Author: Marianne Freiberger

A Gömböc is a strange thing. It wriggles and rolls around with an apparent will of its own. Until quite recently, no-one knew whether Gömböcs even existed. Even now, Gábor Domokos, one of their discoverers, reckons that in some sense they barely exists at all.

How chickens' eyes solve a subtle maths problem.

A clever statistical technique helped the Kepler mission to find the huge haul of new planets it announced last week.

There's no doubt that maths is very good at describing the world around us. Could this be because the Universe we live in is itself a mathematical structure? We talk to Max Tegmark.

Geometric hallucinations are very common: people get them after taking drugs, following sensory deprivation, or even after rubbing their eyes. What can they tell us about how our brain works?

A new study suggests that Facebook is heading for a very rapid decline.

In 2004 three physicists decided to dabble in a field they knew little about. Within weeks they had developed a new technique that transforms weeks' worth of computer calculations into something that could be done on a single page in an hour. It's used in particle accelerators such as the LHC at CERN.

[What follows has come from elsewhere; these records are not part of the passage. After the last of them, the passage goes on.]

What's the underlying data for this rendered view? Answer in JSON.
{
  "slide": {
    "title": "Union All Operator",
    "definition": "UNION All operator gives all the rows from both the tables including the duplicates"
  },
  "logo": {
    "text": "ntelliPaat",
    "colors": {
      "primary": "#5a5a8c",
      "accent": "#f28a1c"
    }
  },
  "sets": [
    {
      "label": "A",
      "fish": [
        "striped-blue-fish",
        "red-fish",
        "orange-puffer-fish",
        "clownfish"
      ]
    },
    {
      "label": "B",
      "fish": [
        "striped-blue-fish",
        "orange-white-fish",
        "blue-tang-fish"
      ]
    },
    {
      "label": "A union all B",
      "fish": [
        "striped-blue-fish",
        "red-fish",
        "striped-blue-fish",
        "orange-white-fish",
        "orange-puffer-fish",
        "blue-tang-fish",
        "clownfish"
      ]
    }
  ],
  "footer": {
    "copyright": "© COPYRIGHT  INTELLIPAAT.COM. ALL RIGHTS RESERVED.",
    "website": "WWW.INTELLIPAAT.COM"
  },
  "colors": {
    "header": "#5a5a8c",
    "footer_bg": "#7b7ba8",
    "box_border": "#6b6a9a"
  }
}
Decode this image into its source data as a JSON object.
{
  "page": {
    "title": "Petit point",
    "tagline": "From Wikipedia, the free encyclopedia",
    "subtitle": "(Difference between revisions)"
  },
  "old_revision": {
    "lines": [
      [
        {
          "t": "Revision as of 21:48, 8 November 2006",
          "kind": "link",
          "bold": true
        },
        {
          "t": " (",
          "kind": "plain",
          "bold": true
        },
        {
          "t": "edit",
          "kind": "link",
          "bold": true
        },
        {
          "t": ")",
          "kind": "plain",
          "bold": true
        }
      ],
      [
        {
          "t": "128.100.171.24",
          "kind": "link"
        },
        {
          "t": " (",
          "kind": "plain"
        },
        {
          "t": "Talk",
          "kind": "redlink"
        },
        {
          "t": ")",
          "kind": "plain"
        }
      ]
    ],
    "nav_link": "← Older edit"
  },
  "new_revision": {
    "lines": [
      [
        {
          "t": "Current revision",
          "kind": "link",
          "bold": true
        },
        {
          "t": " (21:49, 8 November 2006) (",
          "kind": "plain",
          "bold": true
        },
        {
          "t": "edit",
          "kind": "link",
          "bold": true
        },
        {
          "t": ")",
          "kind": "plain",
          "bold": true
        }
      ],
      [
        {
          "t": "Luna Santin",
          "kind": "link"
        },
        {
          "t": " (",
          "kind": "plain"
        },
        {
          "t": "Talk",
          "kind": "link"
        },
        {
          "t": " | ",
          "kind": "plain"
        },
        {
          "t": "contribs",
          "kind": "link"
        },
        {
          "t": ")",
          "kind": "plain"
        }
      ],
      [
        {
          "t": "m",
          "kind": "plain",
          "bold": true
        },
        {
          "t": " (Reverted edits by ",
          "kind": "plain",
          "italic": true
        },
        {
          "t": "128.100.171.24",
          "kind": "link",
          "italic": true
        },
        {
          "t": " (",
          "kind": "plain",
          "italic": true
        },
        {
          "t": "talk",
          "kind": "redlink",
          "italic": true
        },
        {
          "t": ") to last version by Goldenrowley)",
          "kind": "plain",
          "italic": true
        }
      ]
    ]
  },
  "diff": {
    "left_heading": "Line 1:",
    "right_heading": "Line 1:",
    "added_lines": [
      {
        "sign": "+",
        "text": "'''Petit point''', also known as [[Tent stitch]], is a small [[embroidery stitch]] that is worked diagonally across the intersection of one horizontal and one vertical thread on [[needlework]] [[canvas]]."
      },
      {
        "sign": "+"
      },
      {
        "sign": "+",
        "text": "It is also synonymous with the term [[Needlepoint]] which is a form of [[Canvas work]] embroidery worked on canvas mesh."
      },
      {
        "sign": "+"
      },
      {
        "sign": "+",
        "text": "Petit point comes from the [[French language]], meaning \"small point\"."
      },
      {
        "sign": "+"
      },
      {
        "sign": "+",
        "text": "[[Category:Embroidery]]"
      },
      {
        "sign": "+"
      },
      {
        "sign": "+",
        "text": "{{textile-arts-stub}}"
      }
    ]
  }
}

The natural logarithm is intimately related to the number e and that's how we learn about it at school. When it was first invented, though, people hadn't even heard of the number e and they weren't thinking about exponentiation either. How is that possible?